Winery: Alpha Estate

Vintage: 2012

2012 has, so far been a positive year for wineries around the world. While it may be a little too early to speak of the wines being made in the northern hemisphere, European and North American wineries have already begun reporting that their harvesting season has been generally very good, and are predicting to continue with the kind of successes they saw in 2011. However, 2012 has been something of a late year for France, due to unpredictable weather throughout the summer, and the grapes were ripening considerably later than they did in 2011 (which was, admittedly, an exceptionally early year). French wineries are claiming, though, that this could well turn out to be advantageous, as the slow ripening will allow the resulting wines to express more flavour and features of the terroir they are grown in. The southern hemisphere has seen ideal climatic conditions in most of the key wine producing countries, and Australia and New Zealand particularly had a superb year, in particular with the Bordeaux varietal grapes that grow there and which love the humidity these countries received plenty of. Also enjoying a fantastic year for weather were wineries across Argentina and Chile, with the Mendoza region claiming that 2012 will be one of their best vintages of the past decade. Similar claims are being made across the Chilean wine regions, where Sauvignon Blanc and Cabernet Sauvignon had an especially good year. These two grape varietals also produced characterful wines on the coastal regions of South Africa this year.

Varietal: Xinomavro

In Macedonia and other parts of southern Europe, the main red wine grape varietal grown is the Xinomavro, a blue-black skinned grape whose name translates as 'acid black'. This grape thrives in the hot and arid landscapes of parts of Greece and the Mediterranean coast, and has been used for centuries for the production of superbly characterful dark red wines. The main features of the Xinomavro grape include their thick skins, which hold a high tannin content, and the fact that they contain a relatively high amount of acidity. These features are often problematic in young wines made from Xinomavro grapes, but also produce exquisite aged wines, when the tannins and acids have been given time to mellow and round out. In aged Xinomavro wines, a wide bouquet of delightful aromas is often present, containing classic Mediterranean notes such as black olive and dried tomato.

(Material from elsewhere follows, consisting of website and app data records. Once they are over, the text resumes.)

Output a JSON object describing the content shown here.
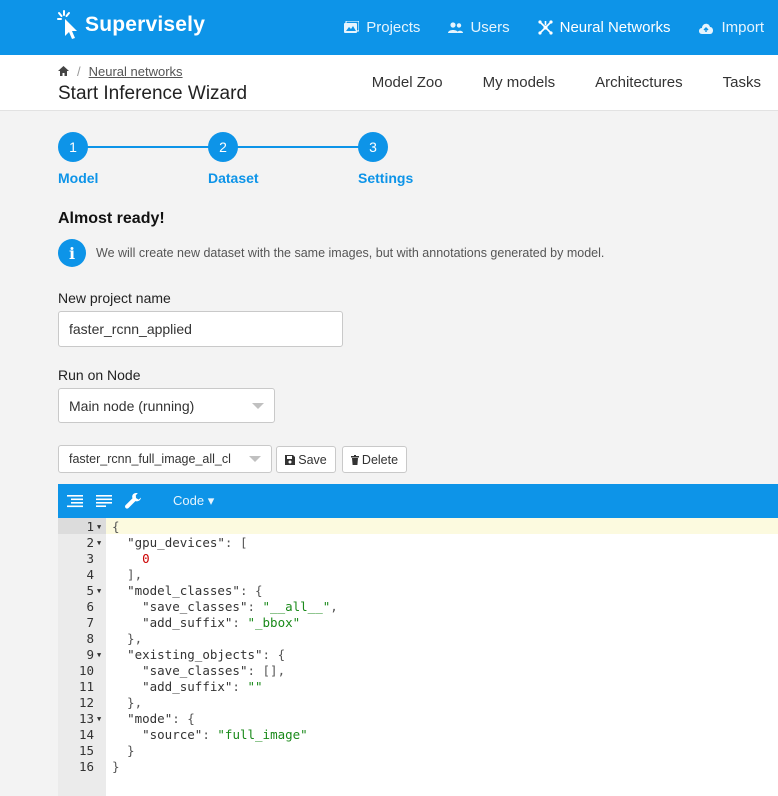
{
  "app": {
    "name": "Supervisely"
  },
  "topnav": [
    {
      "label": "Projects",
      "icon": "projects-icon",
      "active": false
    },
    {
      "label": "Users",
      "icon": "users-icon",
      "active": false
    },
    {
      "label": "Neural Networks",
      "icon": "neural-network-icon",
      "active": true
    },
    {
      "label": "Import",
      "icon": "cloud-upload-icon",
      "active": false
    }
  ],
  "breadcrumb": {
    "home_icon": "home-icon",
    "link": "Neural networks"
  },
  "page_title": "Start Inference Wizard",
  "subnav": [
    "Model Zoo",
    "My models",
    "Architectures",
    "Tasks"
  ],
  "steps": [
    {
      "number": "1",
      "label": "Model"
    },
    {
      "number": "2",
      "label": "Dataset"
    },
    {
      "number": "3",
      "label": "Settings"
    }
  ],
  "heading": "Almost ready!",
  "info": {
    "icon": "info-icon",
    "text": "We will create new dataset with the same images, but with annotations generated by model."
  },
  "project_name": {
    "label": "New project name",
    "value": "faster_rcnn_applied"
  },
  "node": {
    "label": "Run on Node",
    "selected": "Main node (running)"
  },
  "preset": {
    "selected": "faster_rcnn_full_image_all_cl",
    "save_label": "Save",
    "delete_label": "Delete"
  },
  "editor": {
    "toolbar_icons": [
      "format-icon",
      "compact-icon",
      "wrench-icon"
    ],
    "mode_label": "Code ▾",
    "lines": [
      {
        "n": "1",
        "fold": true
      },
      {
        "n": "2",
        "fold": true
      },
      {
        "n": "3",
        "fold": false
      },
      {
        "n": "4",
        "fold": false
      },
      {
        "n": "5",
        "fold": true
      },
      {
        "n": "6",
        "fold": false
      },
      {
        "n": "7",
        "fold": false
      },
      {
        "n": "8",
        "fold": false
      },
      {
        "n": "9",
        "fold": true
      },
      {
        "n": "10",
        "fold": false
      },
      {
        "n": "11",
        "fold": false
      },
      {
        "n": "12",
        "fold": false
      },
      {
        "n": "13",
        "fold": true
      },
      {
        "n": "14",
        "fold": false
      },
      {
        "n": "15",
        "fold": false
      },
      {
        "n": "16",
        "fold": false
      }
    ],
    "code": [
      [
        [
          "p",
          "{"
        ]
      ],
      [
        [
          "p",
          "  "
        ],
        [
          "k",
          "\"gpu_devices\""
        ],
        [
          "p",
          ": ["
        ]
      ],
      [
        [
          "p",
          "    "
        ],
        [
          "n",
          "0"
        ]
      ],
      [
        [
          "p",
          "  ],"
        ]
      ],
      [
        [
          "p",
          "  "
        ],
        [
          "k",
          "\"model_classes\""
        ],
        [
          "p",
          ": {"
        ]
      ],
      [
        [
          "p",
          "    "
        ],
        [
          "k",
          "\"save_classes\""
        ],
        [
          "p",
          ": "
        ],
        [
          "s",
          "\"__all__\""
        ],
        [
          "p",
          ","
        ]
      ],
      [
        [
          "p",
          "    "
        ],
        [
          "k",
          "\"add_suffix\""
        ],
        [
          "p",
          ": "
        ],
        [
          "s",
          "\"_bbox\""
        ]
      ],
      [
        [
          "p",
          "  },"
        ]
      ],
      [
        [
          "p",
          "  "
        ],
        [
          "k",
          "\"existing_objects\""
        ],
        [
          "p",
          ": {"
        ]
      ],
      [
        [
          "p",
          "    "
        ],
        [
          "k",
          "\"save_classes\""
        ],
        [
          "p",
          ": [],"
        ]
      ],
      [
        [
          "p",
          "    "
        ],
        [
          "k",
          "\"add_suffix\""
        ],
        [
          "p",
          ": "
        ],
        [
          "s",
          "\"\""
        ]
      ],
      [
        [
          "p",
          "  },"
        ]
      ],
      [
        [
          "p",
          "  "
        ],
        [
          "k",
          "\"mode\""
        ],
        [
          "p",
          ": {"
        ]
      ],
      [
        [
          "p",
          "    "
        ],
        [
          "k",
          "\"source\""
        ],
        [
          "p",
          ": "
        ],
        [
          "s",
          "\"full_image\""
        ]
      ],
      [
        [
          "p",
          "  }"
        ]
      ],
      [
        [
          "p",
          "}"
        ]
      ]
    ]
  },
  "colors": {
    "primary": "#0d94e8",
    "string": "#1a8a1a",
    "number": "#cc0000"
  }
}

Country: Greece

Few countries in the world can claim such an illustrious history of viticulture as that found in Greece, just as few countries can benefit from such an impressive range of terrain as that found across the mainland and islands of this ancient and fascinating land. When we consider that grapes are grown everywhere from the tiny islands in the Aegean sea, to larger land masses such as Rhodes and Crete, on the arid and rocky mainland and mountainous regions of Greek Macedonia, it is no wonder Greek wines show such huge diversity in style, flavor, aroma and character. One thing remains consistent, however, and that is the dedication to producing distinctly 'Greek' wines, full of characteristics which reflect the slow evolution of viticulture in a country which has been producing wine for several thousand years. Whilst certain wines, such as Retsina and those made from the Agiorghitiko grapes have long since been popular with fine wine drinkers world-wide, Greek wineries are continuing to produce superb wines using a wide range of native and imported grape varietals, meaning there are always plenty of new flavors and aromas to discover.